Stored data:
- - -

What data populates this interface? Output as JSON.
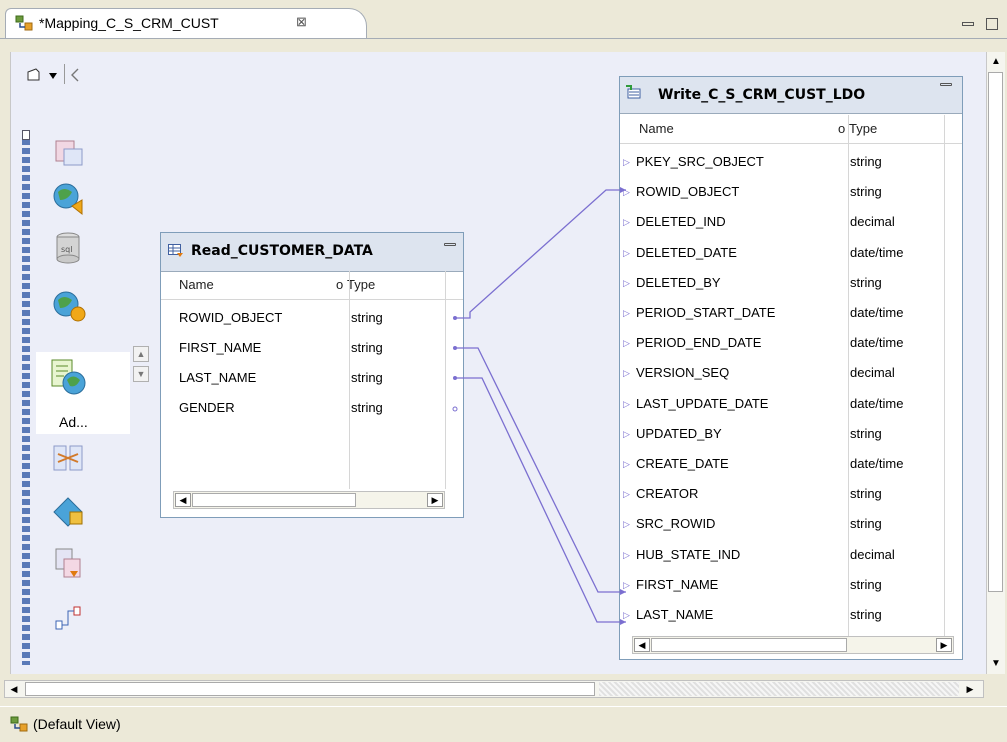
{
  "editor": {
    "tab_title": "*Mapping_C_S_CRM_CUST",
    "close_glyph": "⊠",
    "minimize_glyph": "▭",
    "maximize_glyph": "□"
  },
  "palette": {
    "selected_label": "Ad...",
    "icons": [
      "source-icon",
      "web-service-icon",
      "sql-icon",
      "transformation-icon",
      "address-validator-icon",
      "join-icon",
      "security-icon",
      "export-icon",
      "connector-icon"
    ]
  },
  "read_object": {
    "title": "Read_CUSTOMER_DATA",
    "col_name": "Name",
    "col_type": "Type",
    "rows": [
      {
        "name": "ROWID_OBJECT",
        "type": "string"
      },
      {
        "name": "FIRST_NAME",
        "type": "string"
      },
      {
        "name": "LAST_NAME",
        "type": "string"
      },
      {
        "name": "GENDER",
        "type": "string"
      }
    ]
  },
  "write_object": {
    "title": "Write_C_S_CRM_CUST_LDO",
    "col_name": "Name",
    "col_type": "Type",
    "rows": [
      {
        "name": "PKEY_SRC_OBJECT",
        "type": "string"
      },
      {
        "name": "ROWID_OBJECT",
        "type": "string"
      },
      {
        "name": "DELETED_IND",
        "type": "decimal"
      },
      {
        "name": "DELETED_DATE",
        "type": "date/time"
      },
      {
        "name": "DELETED_BY",
        "type": "string"
      },
      {
        "name": "PERIOD_START_DATE",
        "type": "date/time"
      },
      {
        "name": "PERIOD_END_DATE",
        "type": "date/time"
      },
      {
        "name": "VERSION_SEQ",
        "type": "decimal"
      },
      {
        "name": "LAST_UPDATE_DATE",
        "type": "date/time"
      },
      {
        "name": "UPDATED_BY",
        "type": "string"
      },
      {
        "name": "CREATE_DATE",
        "type": "date/time"
      },
      {
        "name": "CREATOR",
        "type": "string"
      },
      {
        "name": "SRC_ROWID",
        "type": "string"
      },
      {
        "name": "HUB_STATE_IND",
        "type": "decimal"
      },
      {
        "name": "FIRST_NAME",
        "type": "string"
      },
      {
        "name": "LAST_NAME",
        "type": "string"
      }
    ]
  },
  "status": {
    "view_label": "(Default View)"
  },
  "colors": {
    "link": "#7b6fd0",
    "header_bg": "#dde4ef",
    "canvas_bg": "#eceef8"
  }
}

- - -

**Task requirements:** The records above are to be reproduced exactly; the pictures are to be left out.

**Response:**
What data populates this interface? Output as JSON.
{
  "editor": {
    "tab_title": "*Mapping_C_S_CRM_CUST",
    "close_glyph": "⊠",
    "minimize_glyph": "▭",
    "maximize_glyph": "□"
  },
  "palette": {
    "selected_label": "Ad...",
    "icons": [
      "source-icon",
      "web-service-icon",
      "sql-icon",
      "transformation-icon",
      "address-validator-icon",
      "join-icon",
      "security-icon",
      "export-icon",
      "connector-icon"
    ]
  },
  "read_object": {
    "title": "Read_CUSTOMER_DATA",
    "col_name": "Name",
    "col_type": "Type",
    "rows": [
      {
        "name": "ROWID_OBJECT",
        "type": "string"
      },
      {
        "name": "FIRST_NAME",
        "type": "string"
      },
      {
        "name": "LAST_NAME",
        "type": "string"
      },
      {
        "name": "GENDER",
        "type": "string"
      }
    ]
  },
  "write_object": {
    "title": "Write_C_S_CRM_CUST_LDO",
    "col_name": "Name",
    "col_type": "Type",
    "rows": [
      {
        "name": "PKEY_SRC_OBJECT",
        "type": "string"
      },
      {
        "name": "ROWID_OBJECT",
        "type": "string"
      },
      {
        "name": "DELETED_IND",
        "type": "decimal"
      },
      {
        "name": "DELETED_DATE",
        "type": "date/time"
      },
      {
        "name": "DELETED_BY",
        "type": "string"
      },
      {
        "name": "PERIOD_START_DATE",
        "type": "date/time"
      },
      {
        "name": "PERIOD_END_DATE",
        "type": "date/time"
      },
      {
        "name": "VERSION_SEQ",
        "type": "decimal"
      },
      {
        "name": "LAST_UPDATE_DATE",
        "type": "date/time"
      },
      {
        "name": "UPDATED_BY",
        "type": "string"
      },
      {
        "name": "CREATE_DATE",
        "type": "date/time"
      },
      {
        "name": "CREATOR",
        "type": "string"
      },
      {
        "name": "SRC_ROWID",
        "type": "string"
      },
      {
        "name": "HUB_STATE_IND",
        "type": "decimal"
      },
      {
        "name": "FIRST_NAME",
        "type": "string"
      },
      {
        "name": "LAST_NAME",
        "type": "string"
      }
    ]
  },
  "status": {
    "view_label": "(Default View)"
  },
  "colors": {
    "link": "#7b6fd0",
    "header_bg": "#dde4ef",
    "canvas_bg": "#eceef8"
  }
}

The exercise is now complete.